▸ What you need to do
All lines from the one containing "Read all visible content and emit it as JSON." through the final line of the entries are to be written out verbatim; no other line is to be included.

===== Recorded information

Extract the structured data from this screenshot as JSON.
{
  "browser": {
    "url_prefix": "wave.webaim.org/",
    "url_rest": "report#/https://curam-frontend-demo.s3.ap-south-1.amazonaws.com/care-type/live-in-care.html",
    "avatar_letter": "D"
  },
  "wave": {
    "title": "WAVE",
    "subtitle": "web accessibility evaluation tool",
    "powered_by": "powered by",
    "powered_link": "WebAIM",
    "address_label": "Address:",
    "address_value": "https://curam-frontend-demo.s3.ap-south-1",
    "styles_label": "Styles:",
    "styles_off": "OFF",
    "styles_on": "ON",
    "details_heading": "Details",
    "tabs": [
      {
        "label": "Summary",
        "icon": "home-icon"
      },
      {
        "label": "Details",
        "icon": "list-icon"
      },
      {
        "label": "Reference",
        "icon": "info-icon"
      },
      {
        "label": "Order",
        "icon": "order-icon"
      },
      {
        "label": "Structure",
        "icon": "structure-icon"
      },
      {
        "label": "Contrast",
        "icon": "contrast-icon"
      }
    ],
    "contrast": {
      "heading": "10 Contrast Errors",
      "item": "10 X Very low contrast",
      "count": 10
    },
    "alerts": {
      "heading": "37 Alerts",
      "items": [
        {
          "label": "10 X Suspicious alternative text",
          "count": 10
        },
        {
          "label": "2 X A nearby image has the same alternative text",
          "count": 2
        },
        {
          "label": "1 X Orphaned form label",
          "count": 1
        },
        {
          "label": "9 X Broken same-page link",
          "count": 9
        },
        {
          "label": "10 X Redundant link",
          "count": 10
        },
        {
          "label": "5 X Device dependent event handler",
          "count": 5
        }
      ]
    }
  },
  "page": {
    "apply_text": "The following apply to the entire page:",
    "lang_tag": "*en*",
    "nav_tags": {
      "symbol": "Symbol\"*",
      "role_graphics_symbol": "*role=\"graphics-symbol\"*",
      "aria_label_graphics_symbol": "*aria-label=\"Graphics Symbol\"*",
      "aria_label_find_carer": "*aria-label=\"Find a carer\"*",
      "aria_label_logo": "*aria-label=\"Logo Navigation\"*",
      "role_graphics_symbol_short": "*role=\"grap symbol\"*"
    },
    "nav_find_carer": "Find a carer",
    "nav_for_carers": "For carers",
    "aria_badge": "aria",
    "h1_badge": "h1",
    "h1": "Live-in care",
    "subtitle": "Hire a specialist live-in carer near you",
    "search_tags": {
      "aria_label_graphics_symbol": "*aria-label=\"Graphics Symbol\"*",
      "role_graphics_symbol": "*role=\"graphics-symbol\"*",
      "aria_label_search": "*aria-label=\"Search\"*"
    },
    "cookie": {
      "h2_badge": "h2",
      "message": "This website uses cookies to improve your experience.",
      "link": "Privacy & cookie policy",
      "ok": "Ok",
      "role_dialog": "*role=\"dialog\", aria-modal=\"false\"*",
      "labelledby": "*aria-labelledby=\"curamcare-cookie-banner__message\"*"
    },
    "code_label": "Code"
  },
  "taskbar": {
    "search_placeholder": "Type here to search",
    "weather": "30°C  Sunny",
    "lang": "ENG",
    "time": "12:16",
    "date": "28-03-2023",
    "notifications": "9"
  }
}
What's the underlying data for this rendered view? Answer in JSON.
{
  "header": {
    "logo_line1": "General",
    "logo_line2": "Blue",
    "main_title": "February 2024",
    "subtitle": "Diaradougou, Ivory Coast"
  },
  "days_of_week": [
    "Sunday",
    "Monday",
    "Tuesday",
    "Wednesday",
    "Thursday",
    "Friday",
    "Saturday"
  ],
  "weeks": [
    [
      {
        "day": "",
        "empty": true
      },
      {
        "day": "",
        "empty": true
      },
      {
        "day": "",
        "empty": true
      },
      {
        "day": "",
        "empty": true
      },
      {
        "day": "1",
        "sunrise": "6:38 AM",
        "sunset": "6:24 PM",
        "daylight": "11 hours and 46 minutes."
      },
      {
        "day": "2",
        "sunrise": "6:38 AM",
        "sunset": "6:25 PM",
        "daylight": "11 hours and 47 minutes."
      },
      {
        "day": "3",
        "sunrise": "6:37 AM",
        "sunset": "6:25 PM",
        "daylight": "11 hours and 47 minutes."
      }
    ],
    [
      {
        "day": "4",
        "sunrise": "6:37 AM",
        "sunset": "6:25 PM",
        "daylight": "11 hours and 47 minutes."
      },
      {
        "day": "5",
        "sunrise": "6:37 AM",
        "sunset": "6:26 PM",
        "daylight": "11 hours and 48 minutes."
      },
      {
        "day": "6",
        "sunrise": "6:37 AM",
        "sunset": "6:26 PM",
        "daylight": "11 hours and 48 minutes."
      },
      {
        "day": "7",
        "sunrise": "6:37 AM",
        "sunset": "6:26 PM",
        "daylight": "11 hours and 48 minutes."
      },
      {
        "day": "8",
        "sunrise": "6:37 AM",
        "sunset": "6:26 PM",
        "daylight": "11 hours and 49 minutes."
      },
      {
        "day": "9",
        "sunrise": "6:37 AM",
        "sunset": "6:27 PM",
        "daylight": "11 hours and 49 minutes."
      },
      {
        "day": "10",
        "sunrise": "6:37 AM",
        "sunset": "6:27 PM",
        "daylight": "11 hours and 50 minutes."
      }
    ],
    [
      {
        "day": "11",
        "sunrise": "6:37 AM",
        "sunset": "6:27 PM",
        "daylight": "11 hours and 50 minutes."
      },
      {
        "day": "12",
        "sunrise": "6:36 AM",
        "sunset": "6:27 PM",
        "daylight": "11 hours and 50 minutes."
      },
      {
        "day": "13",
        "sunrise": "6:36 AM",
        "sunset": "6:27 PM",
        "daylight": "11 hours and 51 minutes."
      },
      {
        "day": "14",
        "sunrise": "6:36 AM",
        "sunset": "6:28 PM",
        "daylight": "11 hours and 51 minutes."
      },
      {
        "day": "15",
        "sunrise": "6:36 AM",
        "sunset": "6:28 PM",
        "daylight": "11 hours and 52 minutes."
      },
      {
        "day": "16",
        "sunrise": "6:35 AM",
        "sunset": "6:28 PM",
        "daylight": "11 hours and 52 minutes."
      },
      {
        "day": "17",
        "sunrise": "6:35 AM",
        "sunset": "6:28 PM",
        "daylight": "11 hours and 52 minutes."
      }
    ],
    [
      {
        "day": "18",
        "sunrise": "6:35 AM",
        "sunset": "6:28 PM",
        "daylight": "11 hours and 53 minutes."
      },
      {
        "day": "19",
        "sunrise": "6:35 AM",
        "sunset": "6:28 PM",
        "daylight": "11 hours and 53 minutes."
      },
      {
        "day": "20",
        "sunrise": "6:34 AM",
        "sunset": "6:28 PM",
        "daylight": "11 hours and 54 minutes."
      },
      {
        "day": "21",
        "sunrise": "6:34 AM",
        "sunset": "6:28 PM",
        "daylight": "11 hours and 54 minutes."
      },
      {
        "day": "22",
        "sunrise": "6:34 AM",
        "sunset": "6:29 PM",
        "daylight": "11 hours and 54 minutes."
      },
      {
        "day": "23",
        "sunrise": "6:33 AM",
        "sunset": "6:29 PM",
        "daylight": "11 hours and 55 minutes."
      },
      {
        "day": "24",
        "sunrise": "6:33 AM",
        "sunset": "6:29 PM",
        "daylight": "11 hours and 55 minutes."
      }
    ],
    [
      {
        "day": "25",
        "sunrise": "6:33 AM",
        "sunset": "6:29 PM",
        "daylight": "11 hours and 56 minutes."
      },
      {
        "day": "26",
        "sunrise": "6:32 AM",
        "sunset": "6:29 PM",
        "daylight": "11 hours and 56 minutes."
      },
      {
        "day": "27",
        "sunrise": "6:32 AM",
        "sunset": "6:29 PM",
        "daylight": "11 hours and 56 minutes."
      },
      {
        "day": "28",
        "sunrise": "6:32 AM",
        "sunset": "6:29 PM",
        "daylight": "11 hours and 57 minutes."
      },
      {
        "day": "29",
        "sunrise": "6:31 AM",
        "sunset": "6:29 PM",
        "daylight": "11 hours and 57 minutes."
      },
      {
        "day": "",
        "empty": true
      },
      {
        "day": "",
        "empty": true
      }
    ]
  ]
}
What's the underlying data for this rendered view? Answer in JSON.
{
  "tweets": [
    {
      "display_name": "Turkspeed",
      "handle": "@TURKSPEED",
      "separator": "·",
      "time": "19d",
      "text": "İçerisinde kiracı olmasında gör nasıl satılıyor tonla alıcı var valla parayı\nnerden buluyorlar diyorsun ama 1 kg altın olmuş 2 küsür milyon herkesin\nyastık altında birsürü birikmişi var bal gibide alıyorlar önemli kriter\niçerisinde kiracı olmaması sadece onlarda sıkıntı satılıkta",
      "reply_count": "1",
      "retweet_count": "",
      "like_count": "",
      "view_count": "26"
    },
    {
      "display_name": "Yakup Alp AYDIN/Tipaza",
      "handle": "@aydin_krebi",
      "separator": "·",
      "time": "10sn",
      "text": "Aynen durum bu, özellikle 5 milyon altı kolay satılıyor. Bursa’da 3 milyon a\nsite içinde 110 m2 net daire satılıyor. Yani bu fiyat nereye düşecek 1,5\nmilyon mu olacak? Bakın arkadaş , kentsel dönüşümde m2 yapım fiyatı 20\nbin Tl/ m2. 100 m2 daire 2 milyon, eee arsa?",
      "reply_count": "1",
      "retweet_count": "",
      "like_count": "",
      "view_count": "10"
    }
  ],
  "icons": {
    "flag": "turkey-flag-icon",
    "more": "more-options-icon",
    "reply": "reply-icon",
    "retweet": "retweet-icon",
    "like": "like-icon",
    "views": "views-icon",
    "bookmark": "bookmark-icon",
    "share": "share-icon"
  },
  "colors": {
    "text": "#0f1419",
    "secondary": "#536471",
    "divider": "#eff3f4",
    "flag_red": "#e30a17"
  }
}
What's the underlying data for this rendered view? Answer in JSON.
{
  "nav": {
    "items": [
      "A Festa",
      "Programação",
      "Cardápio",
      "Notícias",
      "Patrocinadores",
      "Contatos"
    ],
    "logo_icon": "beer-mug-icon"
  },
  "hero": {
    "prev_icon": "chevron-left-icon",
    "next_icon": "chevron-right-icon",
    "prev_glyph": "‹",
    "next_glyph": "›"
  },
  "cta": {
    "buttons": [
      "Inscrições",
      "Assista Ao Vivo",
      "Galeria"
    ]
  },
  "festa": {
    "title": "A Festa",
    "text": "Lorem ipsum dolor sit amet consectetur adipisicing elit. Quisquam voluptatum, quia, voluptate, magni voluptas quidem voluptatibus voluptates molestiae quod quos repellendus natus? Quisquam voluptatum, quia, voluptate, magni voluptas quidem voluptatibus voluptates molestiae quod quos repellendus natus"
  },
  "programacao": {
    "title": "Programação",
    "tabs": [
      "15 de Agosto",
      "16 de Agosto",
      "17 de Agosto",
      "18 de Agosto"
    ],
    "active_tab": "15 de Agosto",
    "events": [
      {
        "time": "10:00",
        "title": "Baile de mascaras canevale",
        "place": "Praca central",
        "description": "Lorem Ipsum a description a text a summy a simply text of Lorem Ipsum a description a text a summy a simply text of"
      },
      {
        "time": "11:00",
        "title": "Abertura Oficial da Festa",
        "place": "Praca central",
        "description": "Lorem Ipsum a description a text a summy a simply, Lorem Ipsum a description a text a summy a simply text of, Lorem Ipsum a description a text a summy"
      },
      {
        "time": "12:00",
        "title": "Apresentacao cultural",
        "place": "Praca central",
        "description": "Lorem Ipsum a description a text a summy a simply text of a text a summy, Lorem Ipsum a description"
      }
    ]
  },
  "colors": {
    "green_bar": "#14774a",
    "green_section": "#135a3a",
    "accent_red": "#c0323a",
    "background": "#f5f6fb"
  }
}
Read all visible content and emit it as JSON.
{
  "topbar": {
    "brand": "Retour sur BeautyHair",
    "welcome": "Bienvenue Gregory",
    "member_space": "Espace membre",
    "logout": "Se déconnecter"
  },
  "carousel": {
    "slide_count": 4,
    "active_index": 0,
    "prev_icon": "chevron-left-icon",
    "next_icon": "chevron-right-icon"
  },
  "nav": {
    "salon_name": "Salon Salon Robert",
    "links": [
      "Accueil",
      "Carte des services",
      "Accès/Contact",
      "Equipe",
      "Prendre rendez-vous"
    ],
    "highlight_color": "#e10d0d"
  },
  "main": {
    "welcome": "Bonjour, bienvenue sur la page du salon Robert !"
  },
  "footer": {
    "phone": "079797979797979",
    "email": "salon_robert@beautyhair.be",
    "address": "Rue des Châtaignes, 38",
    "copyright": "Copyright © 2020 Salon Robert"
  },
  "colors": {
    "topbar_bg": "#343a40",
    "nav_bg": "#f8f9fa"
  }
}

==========

▸ Written response
Read all visible content and emit it as JSON.
{
  "topbar": {
    "brand": "Retour sur BeautyHair",
    "welcome": "Bienvenue Gregory",
    "member_space": "Espace membre",
    "logout": "Se déconnecter"
  },
  "carousel": {
    "slide_count": 4,
    "active_index": 0,
    "prev_icon": "chevron-left-icon",
    "next_icon": "chevron-right-icon"
  },
  "nav": {
    "salon_name": "Salon Salon Robert",
    "links": [
      "Accueil",
      "Carte des services",
      "Accès/Contact",
      "Equipe",
      "Prendre rendez-vous"
    ],
    "highlight_color": "#e10d0d"
  },
  "main": {
    "welcome": "Bonjour, bienvenue sur la page du salon Robert !"
  },
  "footer": {
    "phone": "079797979797979",
    "email": "salon_robert@beautyhair.be",
    "address": "Rue des Châtaignes, 38",
    "copyright": "Copyright © 2020 Salon Robert"
  },
  "colors": {
    "topbar_bg": "#343a40",
    "nav_bg": "#f8f9fa"
  }
}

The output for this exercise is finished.